The German automation company Beckhoff, which developed the EtherCat communications system, has announced a new version that uses a single four-core cable to carry both the industrial Ethernet communications protocol and currents of up to 3A at present - and, later, up to 64A. The new EtherCat P system, unveiled at the SPS IPC Drives show in Germany, includes specially developed connectors, and compatible versions of devices such as remote I/O modules. Beckhoff says that the new system will cut component and installation costs and save space, potentially resulting in smaller machine footprints.

€8,000 Scara arm will help to ‘democratise’ robots

A French start-up company has developed a Scara robot that it is selling for prices starting at around €8,000 ($8,500), rather than the €20,000 typical of horizontal-arm robots of this type. MIP Robotics says that, at this price, payback periods can be as short as six months.

Drive-on-a-chip is first to support digital and analogue sensors

Texas Instruments (TI) claims to have developed the first drive control system-on-a-chip (SoC) that supports both analogue and digital position sensors. It says that its TMS320F28379D and TMS320F28379S microcontrollers (MCUs) will eliminate the challenges of interfacing with position sensors in industrial AC inverter and servodrive applications.

Carbon fibre linear guides are up to 60% lighter

The German plastics engineering specialist igus has developed a linear guide system that is made entirely of carbon fibre reinforced plastic (CFRP), making it up to 60% lighter than traditional steel rail systems, and 40% lighter than aluminium rail. As well as saving weight, the drylin W guides are said to be stiffer than metallic guides, and to be non-magnetic. They need no lubrication, and are therefore maintenance-free.

Demo of rope-free linear motor elevator system is unveiled

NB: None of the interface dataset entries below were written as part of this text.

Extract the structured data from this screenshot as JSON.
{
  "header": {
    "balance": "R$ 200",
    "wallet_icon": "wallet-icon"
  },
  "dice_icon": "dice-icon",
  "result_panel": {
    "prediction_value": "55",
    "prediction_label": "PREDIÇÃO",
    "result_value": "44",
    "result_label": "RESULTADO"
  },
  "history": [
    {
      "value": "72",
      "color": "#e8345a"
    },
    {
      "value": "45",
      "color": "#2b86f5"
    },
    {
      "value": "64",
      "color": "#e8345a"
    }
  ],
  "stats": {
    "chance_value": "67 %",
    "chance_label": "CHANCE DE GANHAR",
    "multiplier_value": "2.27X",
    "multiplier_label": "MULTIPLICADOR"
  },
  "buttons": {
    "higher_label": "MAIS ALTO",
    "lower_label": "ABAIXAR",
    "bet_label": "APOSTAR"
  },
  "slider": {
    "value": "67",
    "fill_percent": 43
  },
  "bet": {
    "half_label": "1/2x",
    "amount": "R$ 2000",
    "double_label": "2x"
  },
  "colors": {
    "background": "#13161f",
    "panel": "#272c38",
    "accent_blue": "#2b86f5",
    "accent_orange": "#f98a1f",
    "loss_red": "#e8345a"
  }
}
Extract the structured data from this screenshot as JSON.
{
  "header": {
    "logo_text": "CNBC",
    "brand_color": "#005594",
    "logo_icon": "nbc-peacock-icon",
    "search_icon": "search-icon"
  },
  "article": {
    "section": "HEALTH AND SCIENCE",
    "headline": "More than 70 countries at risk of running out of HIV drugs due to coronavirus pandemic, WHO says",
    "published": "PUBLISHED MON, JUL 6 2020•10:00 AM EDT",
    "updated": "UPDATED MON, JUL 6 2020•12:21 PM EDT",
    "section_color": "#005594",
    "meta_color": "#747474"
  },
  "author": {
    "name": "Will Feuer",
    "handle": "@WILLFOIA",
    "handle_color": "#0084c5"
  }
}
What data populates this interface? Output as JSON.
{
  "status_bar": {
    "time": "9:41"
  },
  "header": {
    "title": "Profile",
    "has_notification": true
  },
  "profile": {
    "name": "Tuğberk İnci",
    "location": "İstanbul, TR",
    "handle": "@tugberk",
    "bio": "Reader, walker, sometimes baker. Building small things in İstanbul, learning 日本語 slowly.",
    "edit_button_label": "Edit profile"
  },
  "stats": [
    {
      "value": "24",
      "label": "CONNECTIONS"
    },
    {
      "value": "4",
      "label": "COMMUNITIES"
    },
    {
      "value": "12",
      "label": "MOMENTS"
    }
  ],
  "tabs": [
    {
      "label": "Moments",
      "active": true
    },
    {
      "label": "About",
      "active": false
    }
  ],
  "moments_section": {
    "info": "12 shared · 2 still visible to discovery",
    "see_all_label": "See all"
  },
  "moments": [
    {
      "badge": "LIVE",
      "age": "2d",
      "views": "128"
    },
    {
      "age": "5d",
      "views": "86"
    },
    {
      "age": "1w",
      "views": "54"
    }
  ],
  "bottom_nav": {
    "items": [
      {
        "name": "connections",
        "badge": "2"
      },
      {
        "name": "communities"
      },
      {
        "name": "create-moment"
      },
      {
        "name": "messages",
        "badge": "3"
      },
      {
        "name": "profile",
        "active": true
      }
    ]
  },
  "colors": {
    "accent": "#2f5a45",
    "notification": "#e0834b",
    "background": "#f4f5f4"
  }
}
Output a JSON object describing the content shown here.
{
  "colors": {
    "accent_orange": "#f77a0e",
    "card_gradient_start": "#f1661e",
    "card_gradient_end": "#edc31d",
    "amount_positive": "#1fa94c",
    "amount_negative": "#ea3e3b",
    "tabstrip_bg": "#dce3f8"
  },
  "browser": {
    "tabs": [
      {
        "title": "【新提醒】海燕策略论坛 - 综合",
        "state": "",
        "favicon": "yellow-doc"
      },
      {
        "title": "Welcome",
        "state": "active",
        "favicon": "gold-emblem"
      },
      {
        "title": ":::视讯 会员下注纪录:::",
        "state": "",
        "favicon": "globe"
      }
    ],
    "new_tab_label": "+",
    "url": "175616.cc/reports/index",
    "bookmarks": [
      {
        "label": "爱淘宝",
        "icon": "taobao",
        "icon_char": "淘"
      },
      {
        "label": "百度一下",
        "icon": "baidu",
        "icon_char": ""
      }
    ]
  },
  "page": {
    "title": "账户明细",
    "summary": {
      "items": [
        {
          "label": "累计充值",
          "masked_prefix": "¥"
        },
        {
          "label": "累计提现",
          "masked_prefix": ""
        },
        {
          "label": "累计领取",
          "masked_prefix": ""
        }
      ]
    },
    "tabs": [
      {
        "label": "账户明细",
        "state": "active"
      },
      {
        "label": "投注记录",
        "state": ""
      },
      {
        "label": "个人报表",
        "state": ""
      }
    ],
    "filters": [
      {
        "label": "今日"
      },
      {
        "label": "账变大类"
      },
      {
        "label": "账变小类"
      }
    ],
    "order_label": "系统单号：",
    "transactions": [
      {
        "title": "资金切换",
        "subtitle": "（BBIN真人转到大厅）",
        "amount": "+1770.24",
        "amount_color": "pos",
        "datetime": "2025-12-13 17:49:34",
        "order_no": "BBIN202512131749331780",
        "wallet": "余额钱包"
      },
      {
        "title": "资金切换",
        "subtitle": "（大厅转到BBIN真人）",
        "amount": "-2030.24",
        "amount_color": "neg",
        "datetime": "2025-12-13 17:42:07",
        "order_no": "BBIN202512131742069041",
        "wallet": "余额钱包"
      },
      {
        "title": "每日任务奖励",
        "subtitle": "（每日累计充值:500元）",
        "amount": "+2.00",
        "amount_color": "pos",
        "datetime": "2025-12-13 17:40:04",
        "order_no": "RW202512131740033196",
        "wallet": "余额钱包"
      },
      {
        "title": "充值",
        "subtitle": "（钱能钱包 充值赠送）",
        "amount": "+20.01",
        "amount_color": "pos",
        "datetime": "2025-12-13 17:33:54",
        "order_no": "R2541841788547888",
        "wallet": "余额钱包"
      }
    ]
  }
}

One year after the German lift manufacturer ThyssenKrupp announced a rope-free elevator system that uses linear motors to move passenger cabins both horizontally and vertically, it has demonstrated a third-scale working version of its “game-changing” technology.

Two-armed robot uses sensitive three-finger grippers

The Italian robot-maker Comau is the latest company to develop a two-armed humanoid robot for industrial applications. At the recent EMO machine tool exhibition in Milan, it demonstrated a concept version of the robot with the two arms working together to assemble complex objects.

US trio develops assembly platform using linear motors

Three US engineering companies – the conveyor system manufacturer, MagneMotion, the automation specialist, Tek-Matic, and the engineering designer, Accelerated Machine Design & Engineering (AMD&E) – are developing a flexible platform for assembling products that is powered by MagneMotion’s QuickStick linear synchronous motor (LSM) technology.

Fruit-sorting robot ‘will disrupt the industry’

A British design and development organisation has produced a robotic gripper and vision system that can distinguish and selectively pick fruit of different varieties, shapes, sizes and colours. Cambridge Consultants says its system paves the way for robots to take on complex picking and sorting tasks involving irregular organic items –  such as sorting fruit and vegetables, or locating and removing specific weeds from a field of crops.

UK start-up will sell six-axis collaborative robot for $4,600

A British start-up is developing a six-axis collaborative robot which it aims to sell for around £3,000 ($4,600). London-based Automata Technologies was set up earlier this year by two architects who spotted a gap in the market for affordable, easy-to-use robots while they were working on advanced manufacturing and construction techniques for the renowned architect, Zaha Hadid.

Hepco and Beckhoff collaborate on linear transport system

The British linear motion specialist HepcoMotion has joined forces with the German automation giant Beckhoff to offer a version of Beckhoff’s linear-motor-based Extended Transport System (XTS) that is suitable for heavy-duty applications. The combined system made its debut at the recent Motek handling exhibition in Germany.